_WORK TO COMPLETE_.
How many of the lines below hold the word "Microsoft"? Answer only with the number.

Page and application data records:
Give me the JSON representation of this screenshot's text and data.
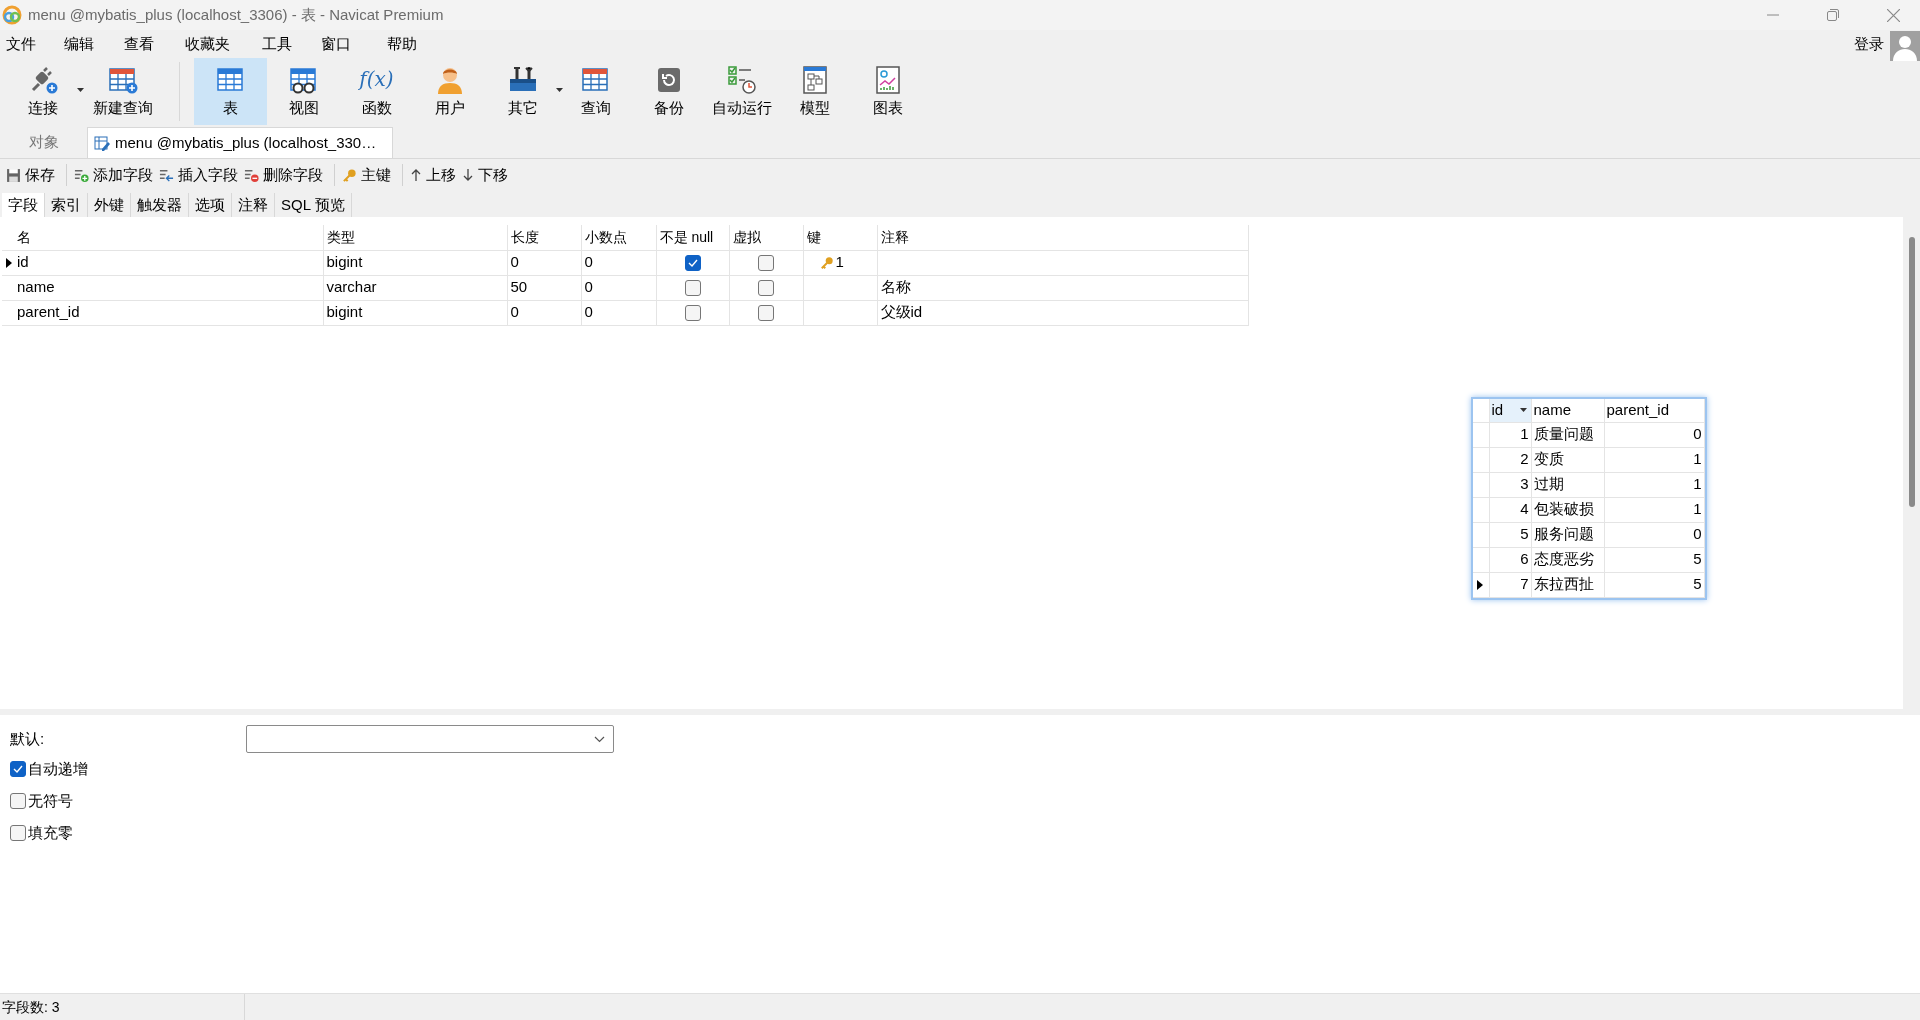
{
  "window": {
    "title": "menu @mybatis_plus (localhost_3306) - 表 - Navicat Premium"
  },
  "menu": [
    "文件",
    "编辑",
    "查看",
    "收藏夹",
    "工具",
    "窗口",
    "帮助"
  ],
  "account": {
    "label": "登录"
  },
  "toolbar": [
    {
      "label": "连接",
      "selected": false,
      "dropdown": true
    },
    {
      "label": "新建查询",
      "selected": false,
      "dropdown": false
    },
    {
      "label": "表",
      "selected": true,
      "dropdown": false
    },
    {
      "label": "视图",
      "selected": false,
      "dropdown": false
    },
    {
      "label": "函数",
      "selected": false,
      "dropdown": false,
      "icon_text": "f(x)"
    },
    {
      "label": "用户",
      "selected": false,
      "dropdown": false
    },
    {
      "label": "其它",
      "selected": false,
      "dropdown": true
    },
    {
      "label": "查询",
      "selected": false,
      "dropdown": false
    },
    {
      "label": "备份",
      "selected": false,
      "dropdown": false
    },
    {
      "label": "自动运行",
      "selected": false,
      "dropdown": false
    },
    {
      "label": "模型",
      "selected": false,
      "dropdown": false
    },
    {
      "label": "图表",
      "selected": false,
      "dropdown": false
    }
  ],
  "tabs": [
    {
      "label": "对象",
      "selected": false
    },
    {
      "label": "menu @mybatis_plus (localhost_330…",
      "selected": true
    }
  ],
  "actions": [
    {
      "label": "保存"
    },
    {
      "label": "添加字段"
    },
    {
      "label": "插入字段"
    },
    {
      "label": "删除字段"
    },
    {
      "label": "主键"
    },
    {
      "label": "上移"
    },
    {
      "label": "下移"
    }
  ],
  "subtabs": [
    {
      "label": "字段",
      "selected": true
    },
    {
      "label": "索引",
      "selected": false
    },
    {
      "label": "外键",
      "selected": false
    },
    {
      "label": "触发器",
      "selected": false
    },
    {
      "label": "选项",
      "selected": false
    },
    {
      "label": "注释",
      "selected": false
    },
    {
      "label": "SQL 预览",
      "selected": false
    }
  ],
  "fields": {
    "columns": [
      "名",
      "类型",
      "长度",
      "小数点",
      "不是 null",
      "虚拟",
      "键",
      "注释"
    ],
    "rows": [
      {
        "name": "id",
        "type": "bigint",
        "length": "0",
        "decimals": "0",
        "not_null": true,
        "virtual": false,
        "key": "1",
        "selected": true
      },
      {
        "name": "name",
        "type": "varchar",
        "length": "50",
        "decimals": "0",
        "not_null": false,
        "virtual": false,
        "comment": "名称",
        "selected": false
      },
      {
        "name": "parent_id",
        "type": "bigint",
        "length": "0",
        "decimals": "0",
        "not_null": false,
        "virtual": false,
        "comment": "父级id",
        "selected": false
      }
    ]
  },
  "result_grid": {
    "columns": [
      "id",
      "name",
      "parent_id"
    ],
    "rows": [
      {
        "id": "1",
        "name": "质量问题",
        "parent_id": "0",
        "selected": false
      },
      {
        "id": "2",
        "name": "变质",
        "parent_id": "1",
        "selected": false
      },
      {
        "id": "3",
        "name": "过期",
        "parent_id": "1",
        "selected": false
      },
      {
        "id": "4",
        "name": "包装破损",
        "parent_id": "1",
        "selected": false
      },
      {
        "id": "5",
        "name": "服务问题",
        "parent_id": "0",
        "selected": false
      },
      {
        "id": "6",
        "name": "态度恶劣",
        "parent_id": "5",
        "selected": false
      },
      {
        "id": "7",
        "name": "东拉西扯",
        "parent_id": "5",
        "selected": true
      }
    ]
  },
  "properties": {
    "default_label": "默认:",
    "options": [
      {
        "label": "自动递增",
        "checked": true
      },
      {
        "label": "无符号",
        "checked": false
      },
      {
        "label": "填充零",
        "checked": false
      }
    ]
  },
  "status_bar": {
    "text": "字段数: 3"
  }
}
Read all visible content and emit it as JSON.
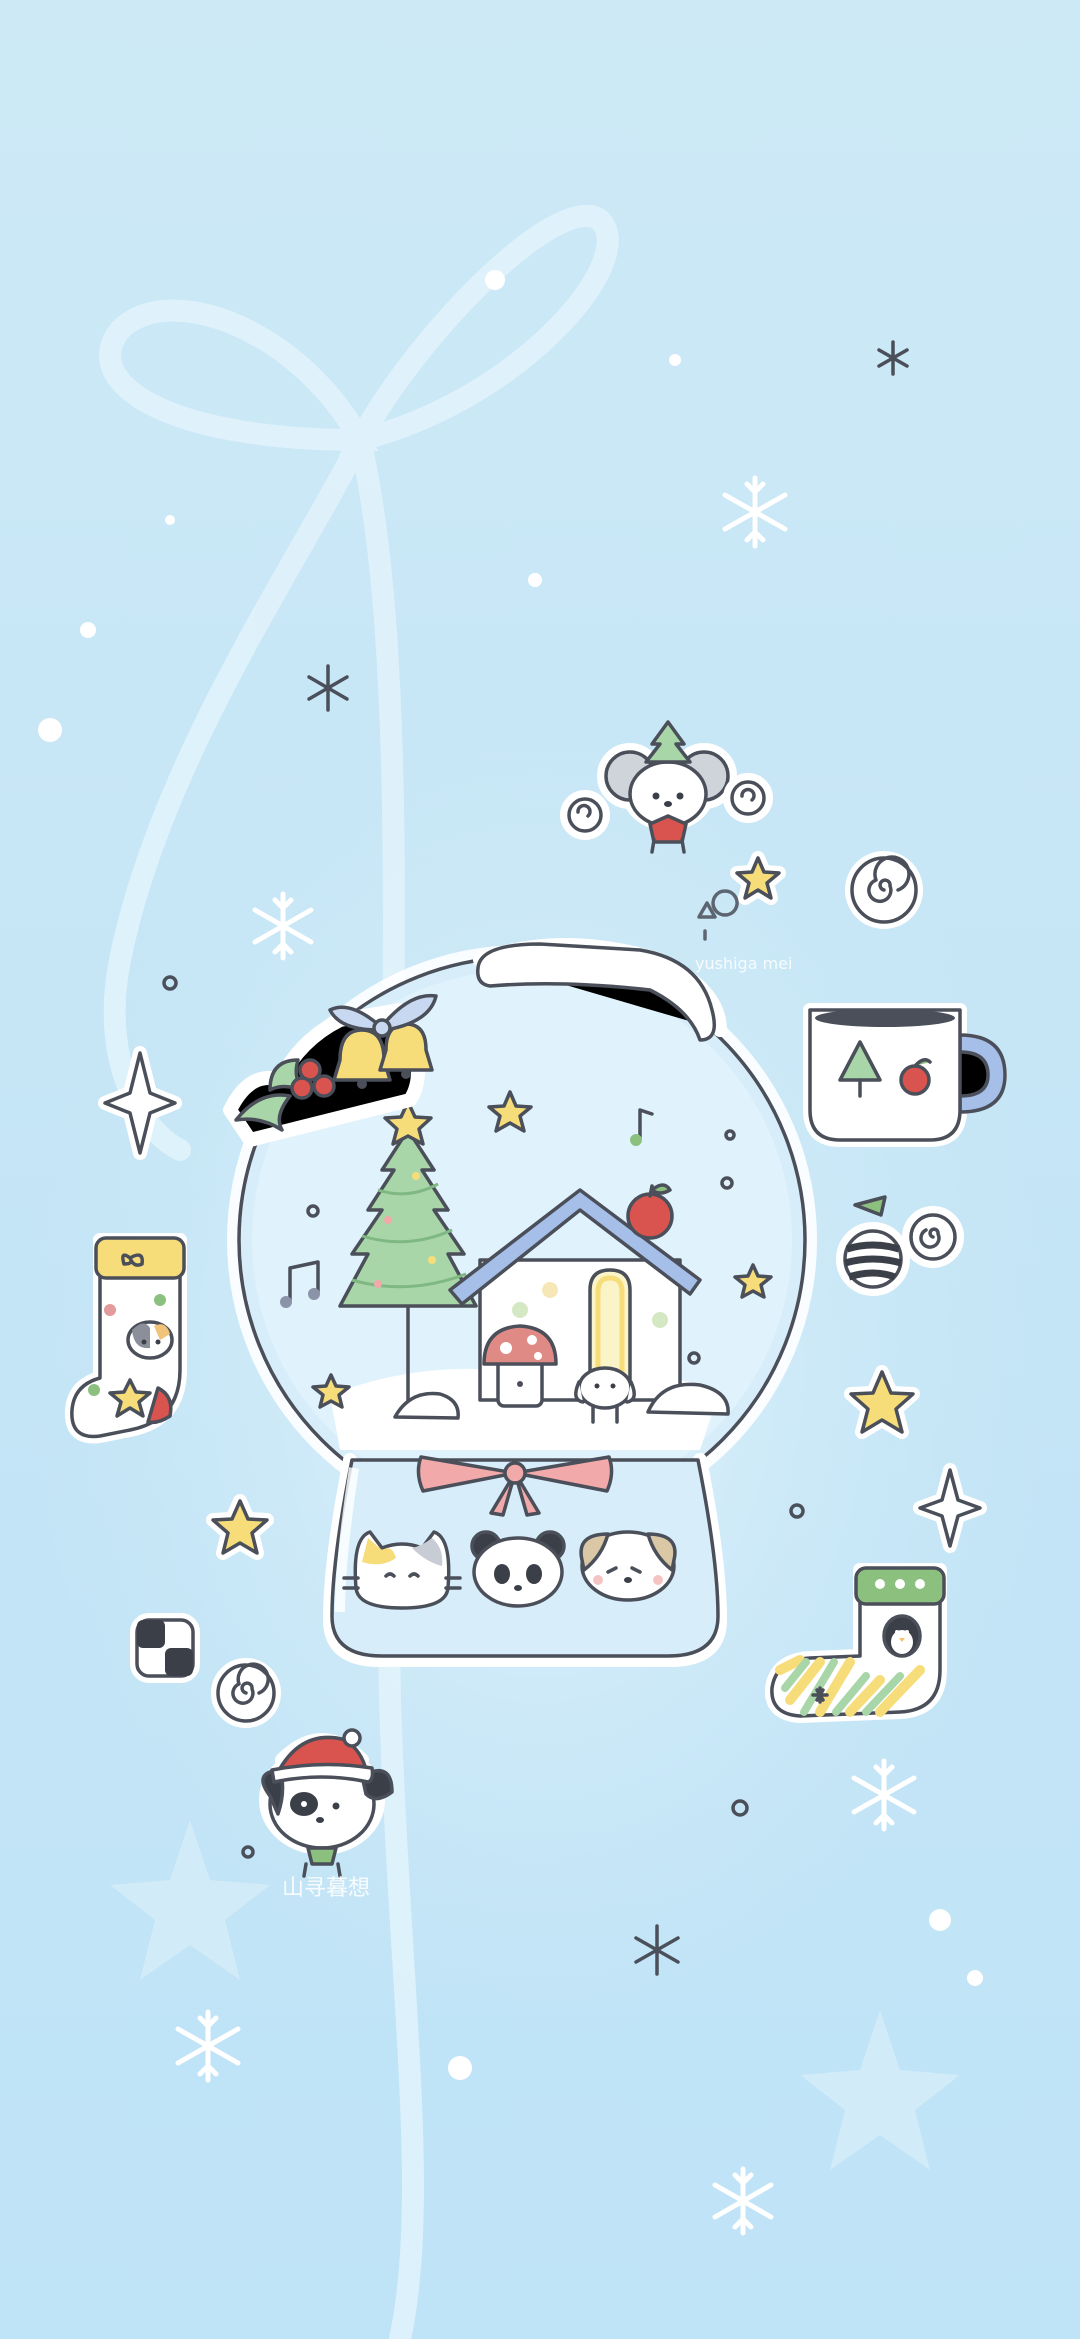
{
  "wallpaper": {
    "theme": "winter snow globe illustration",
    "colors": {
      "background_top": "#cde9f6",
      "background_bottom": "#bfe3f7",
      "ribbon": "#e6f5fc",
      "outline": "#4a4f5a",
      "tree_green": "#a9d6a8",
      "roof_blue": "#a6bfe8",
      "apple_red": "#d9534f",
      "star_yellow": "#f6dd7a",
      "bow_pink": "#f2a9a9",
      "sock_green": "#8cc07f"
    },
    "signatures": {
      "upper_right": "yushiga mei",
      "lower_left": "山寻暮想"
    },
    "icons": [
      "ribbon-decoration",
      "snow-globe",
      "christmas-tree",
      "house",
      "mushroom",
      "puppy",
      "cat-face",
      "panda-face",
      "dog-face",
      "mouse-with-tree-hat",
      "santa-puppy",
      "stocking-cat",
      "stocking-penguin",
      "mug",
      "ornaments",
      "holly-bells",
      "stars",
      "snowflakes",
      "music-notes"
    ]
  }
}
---
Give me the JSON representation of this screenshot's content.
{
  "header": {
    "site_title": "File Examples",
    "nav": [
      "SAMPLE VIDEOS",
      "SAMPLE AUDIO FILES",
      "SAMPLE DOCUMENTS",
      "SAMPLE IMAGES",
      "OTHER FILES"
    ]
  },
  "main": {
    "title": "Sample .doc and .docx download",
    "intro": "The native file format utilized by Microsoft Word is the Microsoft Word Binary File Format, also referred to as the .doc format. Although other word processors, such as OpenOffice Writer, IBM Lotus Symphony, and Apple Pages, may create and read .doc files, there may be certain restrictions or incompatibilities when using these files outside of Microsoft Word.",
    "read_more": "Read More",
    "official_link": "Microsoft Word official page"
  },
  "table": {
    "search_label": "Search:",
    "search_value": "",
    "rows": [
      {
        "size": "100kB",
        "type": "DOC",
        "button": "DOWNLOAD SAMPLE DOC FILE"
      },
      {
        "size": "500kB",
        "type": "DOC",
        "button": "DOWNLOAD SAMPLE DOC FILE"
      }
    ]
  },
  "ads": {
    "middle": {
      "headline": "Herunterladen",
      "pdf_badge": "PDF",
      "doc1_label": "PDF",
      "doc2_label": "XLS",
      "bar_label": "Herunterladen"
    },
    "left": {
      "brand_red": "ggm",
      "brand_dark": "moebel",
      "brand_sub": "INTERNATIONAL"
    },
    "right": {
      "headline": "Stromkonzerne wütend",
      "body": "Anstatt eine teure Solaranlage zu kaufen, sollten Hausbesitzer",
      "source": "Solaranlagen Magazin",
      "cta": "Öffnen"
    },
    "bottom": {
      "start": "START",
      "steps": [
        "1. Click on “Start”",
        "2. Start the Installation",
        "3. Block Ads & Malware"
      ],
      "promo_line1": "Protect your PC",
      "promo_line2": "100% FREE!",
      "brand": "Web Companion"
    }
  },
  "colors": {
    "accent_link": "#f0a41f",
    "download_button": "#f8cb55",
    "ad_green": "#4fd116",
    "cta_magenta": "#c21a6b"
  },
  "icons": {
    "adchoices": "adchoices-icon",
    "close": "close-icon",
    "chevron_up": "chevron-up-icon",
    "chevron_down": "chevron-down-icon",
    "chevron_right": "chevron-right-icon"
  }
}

_EXERCISE SOLUTION_.
2